(1896-1993) Inventor of the early-20th-century electronic instrument that bears his name. Theremin was born in St. Petersburg, Russia. He began experimenting with electrical circuits at an early age, and by his university days was working with high-voltage and high-frequency experimental systems. His education was interrupted when he was conscripted into the Russian army to fight during World War I, and this led to his being caught up in the Russian Civil War in 1919.
After the war he was recruited to do research at the Technical Institute in Petrograd. While experimenting with a high-frequency capacitance measuring system, he noticed that the oscillator frequency varied when he moved his hand near the device. He immediately grasped the possibility of developing this as a musical instrument (he had played cello during his school years), and by 1920 was giving public performances on the first theremin.

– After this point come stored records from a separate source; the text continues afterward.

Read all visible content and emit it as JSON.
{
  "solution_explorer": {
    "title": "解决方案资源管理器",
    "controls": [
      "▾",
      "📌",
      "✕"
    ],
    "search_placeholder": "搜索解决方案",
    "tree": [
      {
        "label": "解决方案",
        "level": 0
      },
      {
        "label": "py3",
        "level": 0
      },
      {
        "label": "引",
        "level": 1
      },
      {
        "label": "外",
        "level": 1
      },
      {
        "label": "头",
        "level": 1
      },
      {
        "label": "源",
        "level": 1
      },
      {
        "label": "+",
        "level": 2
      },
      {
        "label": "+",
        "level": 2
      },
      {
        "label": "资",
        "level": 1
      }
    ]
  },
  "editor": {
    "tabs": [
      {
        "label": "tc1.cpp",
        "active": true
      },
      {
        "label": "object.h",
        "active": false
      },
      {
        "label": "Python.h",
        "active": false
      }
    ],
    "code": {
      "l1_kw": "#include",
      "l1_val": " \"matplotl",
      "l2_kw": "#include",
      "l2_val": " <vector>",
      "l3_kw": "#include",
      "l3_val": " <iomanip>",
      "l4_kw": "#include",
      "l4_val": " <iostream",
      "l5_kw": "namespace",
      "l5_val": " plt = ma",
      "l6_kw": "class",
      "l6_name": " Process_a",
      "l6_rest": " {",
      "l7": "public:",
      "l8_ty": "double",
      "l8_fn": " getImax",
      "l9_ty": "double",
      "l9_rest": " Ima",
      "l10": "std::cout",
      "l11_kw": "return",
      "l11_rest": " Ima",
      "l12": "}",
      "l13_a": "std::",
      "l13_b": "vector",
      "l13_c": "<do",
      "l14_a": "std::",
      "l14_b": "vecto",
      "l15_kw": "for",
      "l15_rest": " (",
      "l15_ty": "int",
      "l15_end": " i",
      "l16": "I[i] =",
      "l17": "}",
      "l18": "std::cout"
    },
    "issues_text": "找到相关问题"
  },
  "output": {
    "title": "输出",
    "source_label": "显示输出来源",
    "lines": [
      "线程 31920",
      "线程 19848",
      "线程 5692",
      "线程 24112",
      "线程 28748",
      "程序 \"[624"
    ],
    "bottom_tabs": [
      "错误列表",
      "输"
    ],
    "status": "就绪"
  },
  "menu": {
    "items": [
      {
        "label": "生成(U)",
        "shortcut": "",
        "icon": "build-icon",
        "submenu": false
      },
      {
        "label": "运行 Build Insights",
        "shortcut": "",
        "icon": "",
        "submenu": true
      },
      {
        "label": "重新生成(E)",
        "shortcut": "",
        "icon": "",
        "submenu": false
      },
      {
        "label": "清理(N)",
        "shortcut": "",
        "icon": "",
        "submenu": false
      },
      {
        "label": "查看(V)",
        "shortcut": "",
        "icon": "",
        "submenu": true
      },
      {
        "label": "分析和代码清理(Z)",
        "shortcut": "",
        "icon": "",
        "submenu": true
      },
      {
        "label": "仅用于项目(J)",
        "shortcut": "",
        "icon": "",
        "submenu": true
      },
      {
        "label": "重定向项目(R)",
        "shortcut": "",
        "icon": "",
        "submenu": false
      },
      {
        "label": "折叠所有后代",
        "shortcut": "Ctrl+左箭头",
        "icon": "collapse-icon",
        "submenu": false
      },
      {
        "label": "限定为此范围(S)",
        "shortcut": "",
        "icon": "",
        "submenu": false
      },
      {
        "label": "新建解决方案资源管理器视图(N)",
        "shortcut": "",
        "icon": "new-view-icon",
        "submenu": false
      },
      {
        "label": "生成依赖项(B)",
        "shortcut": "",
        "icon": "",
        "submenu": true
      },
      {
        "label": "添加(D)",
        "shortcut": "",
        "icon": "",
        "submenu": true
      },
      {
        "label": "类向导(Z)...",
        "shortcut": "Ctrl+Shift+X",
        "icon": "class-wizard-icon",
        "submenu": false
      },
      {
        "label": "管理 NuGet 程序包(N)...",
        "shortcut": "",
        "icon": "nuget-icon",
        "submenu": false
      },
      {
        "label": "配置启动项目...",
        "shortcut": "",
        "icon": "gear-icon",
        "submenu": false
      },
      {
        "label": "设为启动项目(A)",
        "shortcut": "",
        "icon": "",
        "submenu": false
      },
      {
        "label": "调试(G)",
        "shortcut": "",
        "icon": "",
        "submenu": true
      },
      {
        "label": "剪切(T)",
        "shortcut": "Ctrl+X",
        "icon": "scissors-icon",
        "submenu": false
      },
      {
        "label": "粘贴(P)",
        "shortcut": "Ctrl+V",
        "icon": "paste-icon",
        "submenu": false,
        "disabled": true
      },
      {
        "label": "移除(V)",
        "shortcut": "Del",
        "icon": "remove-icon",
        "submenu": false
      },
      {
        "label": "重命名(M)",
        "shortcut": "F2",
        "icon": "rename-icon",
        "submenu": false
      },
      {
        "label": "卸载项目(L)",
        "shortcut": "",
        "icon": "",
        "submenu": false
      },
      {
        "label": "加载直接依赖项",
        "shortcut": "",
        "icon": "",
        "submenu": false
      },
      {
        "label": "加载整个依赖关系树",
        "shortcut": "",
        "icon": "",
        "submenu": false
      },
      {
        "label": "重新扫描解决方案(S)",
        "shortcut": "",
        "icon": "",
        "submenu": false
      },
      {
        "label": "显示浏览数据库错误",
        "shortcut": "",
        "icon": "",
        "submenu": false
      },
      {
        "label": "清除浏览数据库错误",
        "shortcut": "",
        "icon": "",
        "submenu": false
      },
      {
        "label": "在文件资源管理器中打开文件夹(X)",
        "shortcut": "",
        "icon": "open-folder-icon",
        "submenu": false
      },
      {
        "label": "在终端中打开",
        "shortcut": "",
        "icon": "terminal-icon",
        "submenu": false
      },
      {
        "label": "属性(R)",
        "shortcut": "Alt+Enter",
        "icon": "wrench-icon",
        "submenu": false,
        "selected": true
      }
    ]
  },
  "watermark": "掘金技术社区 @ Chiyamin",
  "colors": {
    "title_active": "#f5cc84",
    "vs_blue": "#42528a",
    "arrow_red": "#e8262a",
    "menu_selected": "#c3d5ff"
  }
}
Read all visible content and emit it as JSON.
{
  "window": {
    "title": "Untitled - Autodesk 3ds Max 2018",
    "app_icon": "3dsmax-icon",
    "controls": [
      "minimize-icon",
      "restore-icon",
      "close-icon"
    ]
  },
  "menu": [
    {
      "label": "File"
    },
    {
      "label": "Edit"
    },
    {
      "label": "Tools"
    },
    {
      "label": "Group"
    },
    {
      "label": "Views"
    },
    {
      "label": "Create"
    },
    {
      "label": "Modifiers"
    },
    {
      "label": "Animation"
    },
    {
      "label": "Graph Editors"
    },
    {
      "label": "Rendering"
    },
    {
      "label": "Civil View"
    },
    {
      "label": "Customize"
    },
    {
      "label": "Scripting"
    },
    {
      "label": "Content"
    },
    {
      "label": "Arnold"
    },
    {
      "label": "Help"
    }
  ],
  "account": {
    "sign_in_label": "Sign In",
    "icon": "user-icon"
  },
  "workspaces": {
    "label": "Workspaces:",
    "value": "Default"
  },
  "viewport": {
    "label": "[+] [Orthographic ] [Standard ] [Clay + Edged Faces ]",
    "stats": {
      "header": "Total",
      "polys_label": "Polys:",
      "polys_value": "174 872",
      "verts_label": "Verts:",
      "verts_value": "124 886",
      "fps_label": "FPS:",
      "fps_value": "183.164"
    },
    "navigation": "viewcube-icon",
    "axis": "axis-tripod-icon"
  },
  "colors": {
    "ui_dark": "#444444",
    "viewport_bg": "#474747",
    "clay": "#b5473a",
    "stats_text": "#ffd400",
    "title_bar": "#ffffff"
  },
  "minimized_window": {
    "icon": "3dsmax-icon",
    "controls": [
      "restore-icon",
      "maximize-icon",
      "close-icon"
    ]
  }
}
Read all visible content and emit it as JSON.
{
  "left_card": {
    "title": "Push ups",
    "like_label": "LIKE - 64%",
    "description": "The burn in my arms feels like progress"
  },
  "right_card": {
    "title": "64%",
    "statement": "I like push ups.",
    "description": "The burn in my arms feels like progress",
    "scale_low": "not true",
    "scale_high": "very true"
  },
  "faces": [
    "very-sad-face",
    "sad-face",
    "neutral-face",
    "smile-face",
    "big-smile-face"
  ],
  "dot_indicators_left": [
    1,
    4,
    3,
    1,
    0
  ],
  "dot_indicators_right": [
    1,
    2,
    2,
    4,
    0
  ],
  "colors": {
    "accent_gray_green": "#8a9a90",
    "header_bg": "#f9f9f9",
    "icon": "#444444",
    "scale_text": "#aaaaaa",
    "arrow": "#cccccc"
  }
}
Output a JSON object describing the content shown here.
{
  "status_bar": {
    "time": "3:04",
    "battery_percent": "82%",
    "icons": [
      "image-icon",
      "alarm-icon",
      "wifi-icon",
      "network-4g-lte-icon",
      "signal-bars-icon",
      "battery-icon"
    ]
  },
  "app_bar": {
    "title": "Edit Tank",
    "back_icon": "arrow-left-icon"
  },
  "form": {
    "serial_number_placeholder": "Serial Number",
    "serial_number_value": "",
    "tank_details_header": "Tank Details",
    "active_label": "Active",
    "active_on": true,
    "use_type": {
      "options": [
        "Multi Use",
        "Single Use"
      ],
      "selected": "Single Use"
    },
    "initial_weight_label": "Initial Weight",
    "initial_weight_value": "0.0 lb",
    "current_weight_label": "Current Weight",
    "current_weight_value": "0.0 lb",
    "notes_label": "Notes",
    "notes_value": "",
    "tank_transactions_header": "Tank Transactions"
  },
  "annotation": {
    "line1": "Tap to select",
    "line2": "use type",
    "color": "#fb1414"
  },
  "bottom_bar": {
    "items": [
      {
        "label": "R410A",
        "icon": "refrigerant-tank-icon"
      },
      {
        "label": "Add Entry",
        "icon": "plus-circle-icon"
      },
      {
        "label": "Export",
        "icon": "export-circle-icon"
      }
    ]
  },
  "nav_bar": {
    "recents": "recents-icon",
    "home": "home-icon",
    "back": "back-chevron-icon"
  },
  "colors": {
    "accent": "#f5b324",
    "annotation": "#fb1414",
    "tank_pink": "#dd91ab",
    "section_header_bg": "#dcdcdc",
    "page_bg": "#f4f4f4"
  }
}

In 1928 he traveled to the United States to take out patents for the theremin, which he then licensed to RCA. While in the U.S., Theremin worked with noted performer Clara Rockmore on improving the instrument. He also worked on developing some other electronic instruments. Theremin returned to the Soviet Union in 1938 under rather mysterious circumstances. He was initially arrested, but then assigned to work in a secret laboratory developing espionage devices for the Soviet intelligence services. He was successful in developing several advanced covert listening devices which were used against the U.S. and Great Britain. He worked for the labs for some years, transitioning in the 1960s to becoming a university professor in Moscow. He did not return to the U.S. until 1991, just two years before his death, where he collaborated a few more times with Rockmore.
Theremin died in Moscow in 1993.